What then, is the current National government doing with respect to the slaughter in Gaza? More>>

 

Parliament Today:

Minister Told Of FBI Investigation, Says INZ: Coleman Must Quit Or Be Sacked Over Dotcom Case - Harré

Immigration New Zealand has done the right thing in distancing itself from Jonathan Coleman’s claims that ministers were not aware of FBI involvement in Kim Dotcom’s residency application, says the Internet Party. More>>

ALSO:

Valedictory Season: Maori Party Founders Say Goodbye

Two major Maori MPs gave there farewell speeches to Parliament Thursday outlining their history, experiences, triumphs and regrets. More>>

ALSO:

Resignation Not Accepted: Transport Minister Breaches Aviation Security Rules

"Running late for a plane at Christchurch Airport, I without thought breached airport and airline security rules by entering the gate lounge through a door usually used for exit only..." More>>

ALSO:

TAIC Report: Urgent Recommendations After Melling Rail Accident

The Transport Accident Investigation Commission has made four urgent recommendations to KiwiRail following the accident two months ago (27 May) when a Matangi passenger train collided with a stop block at Melling Station, Lower Hutt. More>>

ALSO:

Red Tape: Local Regulations Go Under Microscope

The Government says it is accepting nearly all of the recommendations the Productivity Commission has made on ways to improve local regulations. More>>

ALSO:

Spending Questions: Claudette Hauiti To Step Aside At Election

National Party President Peter Goodfellow confirms that he has received notification from List MP Claudette Hauiti that she plans to step aside at the 20 September election.

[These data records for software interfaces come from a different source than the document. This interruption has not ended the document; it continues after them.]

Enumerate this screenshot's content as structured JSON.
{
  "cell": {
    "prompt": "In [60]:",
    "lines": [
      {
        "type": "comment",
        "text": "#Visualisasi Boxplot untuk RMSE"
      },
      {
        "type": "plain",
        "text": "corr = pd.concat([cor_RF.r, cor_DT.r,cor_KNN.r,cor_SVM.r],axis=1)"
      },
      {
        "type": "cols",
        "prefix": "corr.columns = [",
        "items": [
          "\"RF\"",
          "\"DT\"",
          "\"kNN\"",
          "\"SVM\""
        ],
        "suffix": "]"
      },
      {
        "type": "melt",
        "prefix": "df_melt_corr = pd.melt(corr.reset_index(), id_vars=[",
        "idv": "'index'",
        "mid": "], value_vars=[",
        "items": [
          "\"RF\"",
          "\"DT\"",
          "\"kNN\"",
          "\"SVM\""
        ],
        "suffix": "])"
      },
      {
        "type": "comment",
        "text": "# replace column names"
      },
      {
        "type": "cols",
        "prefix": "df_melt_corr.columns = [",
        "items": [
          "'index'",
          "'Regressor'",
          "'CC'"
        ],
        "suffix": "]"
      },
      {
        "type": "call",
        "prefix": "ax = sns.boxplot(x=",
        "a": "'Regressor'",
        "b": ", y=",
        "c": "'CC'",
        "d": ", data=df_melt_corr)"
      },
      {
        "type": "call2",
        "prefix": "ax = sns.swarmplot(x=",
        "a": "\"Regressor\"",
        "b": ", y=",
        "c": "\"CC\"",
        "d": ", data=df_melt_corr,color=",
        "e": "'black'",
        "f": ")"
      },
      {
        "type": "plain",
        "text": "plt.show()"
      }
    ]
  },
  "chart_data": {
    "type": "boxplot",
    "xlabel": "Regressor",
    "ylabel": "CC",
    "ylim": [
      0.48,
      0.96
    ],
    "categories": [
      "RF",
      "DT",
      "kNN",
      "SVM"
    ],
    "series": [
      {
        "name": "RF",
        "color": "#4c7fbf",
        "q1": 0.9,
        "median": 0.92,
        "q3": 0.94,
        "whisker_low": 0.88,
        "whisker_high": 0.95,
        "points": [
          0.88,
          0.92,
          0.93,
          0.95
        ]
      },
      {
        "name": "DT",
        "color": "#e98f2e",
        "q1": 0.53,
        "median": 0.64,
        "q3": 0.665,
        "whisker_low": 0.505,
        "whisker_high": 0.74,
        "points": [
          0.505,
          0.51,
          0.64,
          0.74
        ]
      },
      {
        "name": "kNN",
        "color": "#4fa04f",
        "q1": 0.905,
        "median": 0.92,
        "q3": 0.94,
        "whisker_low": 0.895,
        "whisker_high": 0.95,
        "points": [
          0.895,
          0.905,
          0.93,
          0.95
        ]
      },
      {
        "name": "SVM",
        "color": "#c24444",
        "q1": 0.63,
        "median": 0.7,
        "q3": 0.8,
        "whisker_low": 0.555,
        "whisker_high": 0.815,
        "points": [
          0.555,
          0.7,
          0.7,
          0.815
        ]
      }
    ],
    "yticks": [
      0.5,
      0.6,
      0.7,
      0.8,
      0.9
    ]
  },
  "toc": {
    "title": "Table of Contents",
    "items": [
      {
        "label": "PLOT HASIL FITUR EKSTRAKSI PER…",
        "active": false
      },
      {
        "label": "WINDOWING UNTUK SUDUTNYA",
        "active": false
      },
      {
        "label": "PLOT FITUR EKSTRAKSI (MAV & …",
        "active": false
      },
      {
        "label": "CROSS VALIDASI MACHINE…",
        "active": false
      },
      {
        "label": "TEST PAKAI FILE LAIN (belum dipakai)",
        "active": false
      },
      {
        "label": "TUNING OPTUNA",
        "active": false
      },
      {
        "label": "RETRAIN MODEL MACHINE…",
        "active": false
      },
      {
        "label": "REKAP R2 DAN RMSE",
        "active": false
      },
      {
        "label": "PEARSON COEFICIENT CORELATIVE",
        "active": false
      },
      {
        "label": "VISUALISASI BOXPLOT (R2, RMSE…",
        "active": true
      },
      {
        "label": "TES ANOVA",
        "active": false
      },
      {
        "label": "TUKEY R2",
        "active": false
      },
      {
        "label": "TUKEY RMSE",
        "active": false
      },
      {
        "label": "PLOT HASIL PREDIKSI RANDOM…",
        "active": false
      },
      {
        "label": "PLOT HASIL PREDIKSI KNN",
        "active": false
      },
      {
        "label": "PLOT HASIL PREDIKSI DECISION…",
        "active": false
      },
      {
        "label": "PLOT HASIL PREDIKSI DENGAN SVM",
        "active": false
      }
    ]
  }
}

More>>

ALSO:

EPA: Board Of Inquiry Rejects Basin Flyover By Majority Of 3 To 1

The independent Board of Inquiry delegated to decide on the Basin Bridge Proposal has, by a majority decision (3 to 1), cancelled the Transport Agency’s Notice of Requirement and declined its resource consent applications for the construction, operation and maintenance of a flyover on State Highway 1 in Wellington City... More>>

ALSO:

Get More From Scoop

 

LATEST HEADLINES

 
 
 
 
 
 
Parliament
Search Scoop  
 
 
Powered by Vodafone
NZ independent news